How to Broach the Subject of Suspected ADHD

“I think my partner has ADHD – he shows all the classic symptoms.  How do I approach him with this without making him angry?”  This is a great question and I applaud any spouse who is sensitive enough to be asking it.  Some specific ideas and hints follow.

Set the right tone.  There are two common reasons why a spouse is resentful when a partner approaches him or her with the idea that he/she might have ADHD.  First, for many there is still a stigma attached to the idea of “ADHD.”  It’s correlated in the minds of many adults (and some of the media) with “little kids who are out of control.”  Suggesting that an adult with this view has ADHD may be considered an insult.  Second, many spouses hear “you have ADHD” as “you are broken and the reason our marriage is in trouble.”  Their interpretation is often accurate – many times this is exactly what their partner is telling them, underneath.  Or, another way to think about it is that few comments in a marriage are given in isolation – so previous criticism or comments such as “you’re like a 4th child!” are the background for hearing the news that your partner now wants to diagnose you so that you can get treated.  So…

Do your research.  Learn about ADHD first, preferably from a strengths-based expert such as Dr. Hallowell (see my resources area for some ideas of good books, etc.)  This will help you understand that ADHD is not always a curse and can really be an asset when managed.  It’s also important to start thinking about how YOU also play a role in your marital dynamics by learning more about the impact that ADHD has on relationships.  This will help you resist suggesting him/her about your suspicions about ADHD at a “blaming” moment.

Let him/her discover it by him/herself.  If you have a child with ADHD, chances are good that one of the biological parents has it.  Many adults realize they have ADHD when reading up to help their child (the symptoms look so familiar!)  So make sure to involve your partner in the learning process that goes on after a child is diagnosed.  If you don’t have kids, you might be able to use another “self-discovery” method.  One man wrote in our forum that his wife had suggested he had an employee with ADHD, and provided him with one of Hallowell’s books so he could address his business problem.  As he wrote… “it was never about the employee…”  A third option is to ask your partner to listen to the audiobook of Delivered from Distraction with you (there is an abridged version available – about 3-4 hours) on a long car trip.  Just because you’ve heard it’s good.

Be supportive, not critical (even unintentionally so).  When/if your partner does bring up the topic of ADHD, just be supportive without taking it any further.  In other words “hmmm….that’s really an interesting idea.  Why do you think you might have ADHD?” is a better response than “I thought you have ADHD!  That explains why you’ve had all these problems over the years!  If you get treatment, I bet our marriage will get better, too!”  Both are enthusiastic responses, but the second one starts to burden the spouse with problems and subtle behavioral critiques before he/she even gets to a doctor.  You don’t want to add anything that might overwhelm your partner and slow down the evaluative process or give your partner something to dread.

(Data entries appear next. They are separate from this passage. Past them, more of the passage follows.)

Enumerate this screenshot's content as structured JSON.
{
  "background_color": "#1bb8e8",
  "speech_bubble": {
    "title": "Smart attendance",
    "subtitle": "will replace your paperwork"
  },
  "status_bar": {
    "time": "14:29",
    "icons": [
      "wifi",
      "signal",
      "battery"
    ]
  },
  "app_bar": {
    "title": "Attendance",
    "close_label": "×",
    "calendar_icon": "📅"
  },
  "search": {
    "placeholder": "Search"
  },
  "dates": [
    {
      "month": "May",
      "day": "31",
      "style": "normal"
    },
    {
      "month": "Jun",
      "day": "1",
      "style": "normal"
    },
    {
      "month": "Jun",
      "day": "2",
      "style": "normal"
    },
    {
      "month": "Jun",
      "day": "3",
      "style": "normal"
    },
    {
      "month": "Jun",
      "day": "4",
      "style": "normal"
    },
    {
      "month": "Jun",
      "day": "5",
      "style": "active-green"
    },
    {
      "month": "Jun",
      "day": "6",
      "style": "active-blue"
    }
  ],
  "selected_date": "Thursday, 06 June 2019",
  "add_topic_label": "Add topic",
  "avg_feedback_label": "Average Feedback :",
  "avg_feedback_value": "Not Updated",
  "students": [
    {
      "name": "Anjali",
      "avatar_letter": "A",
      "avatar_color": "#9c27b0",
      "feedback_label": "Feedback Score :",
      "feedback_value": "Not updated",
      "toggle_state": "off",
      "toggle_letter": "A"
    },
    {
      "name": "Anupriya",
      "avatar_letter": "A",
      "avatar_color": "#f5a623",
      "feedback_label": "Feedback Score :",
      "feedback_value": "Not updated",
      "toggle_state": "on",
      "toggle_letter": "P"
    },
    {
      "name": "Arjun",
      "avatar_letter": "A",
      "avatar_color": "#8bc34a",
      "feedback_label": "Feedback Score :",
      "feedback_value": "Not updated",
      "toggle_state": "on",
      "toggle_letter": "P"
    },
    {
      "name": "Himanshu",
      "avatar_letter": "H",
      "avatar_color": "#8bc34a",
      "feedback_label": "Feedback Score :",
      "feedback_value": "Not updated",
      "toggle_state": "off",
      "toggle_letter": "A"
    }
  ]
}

If your partner does get angry if you plant the idea that ADHD may be at play, the best response is to do the following:

First, make sure that you aren’t implying in any way that your partner is solely to blame for your problems and you think ADHD is the reason.  This attitude, even communicated in a subtle way, can result in resistance.  If, upon reflection, you realize that you did communicate this, circle back and clarify that you both have contributed to your problems.  Second, back off the ADHD idea, and stick with what your needs are.  So, for example, you might say “I’m not telling you that you have ADHD.  I’m suggesting that research I’ve done suggests it’s just a possibility and it seems as if learning more about it can’t really hurt either of us.  I’m not asking you to commit to any specific type of action, like going to the doctor, really I’m not.  The bottom line is that I don’t really care if we have a label for what’s going on between us, I only care that we start to resolve our issues.  Right now, my main issue is XXX and what I’m doing to work on that is YYY.” 

And, finally...

Paint a picture of the positives.  As Ned Hallowell likes to say, “Finding out you have ADHD is a good news diagnosis.”  It opens up many wonderful options for adults who have previously been blocked by their ADHD symptoms.  Some of these positives include:

  • Better performance at work, and better job security
  • Being able to start and complete things you really want to do, with less distraction
  • Better integration into family life as others learn they can depend upon you
  • Being confident in what you are doing, rather than wondering when the other shoe will drop (again!)
  • Fewer car accidents
  • Ability to be a better conversationalist and enjoy the enhanced friendships and marriages that enables
  • Improvement in your marriage and romantic life

And these are just a few…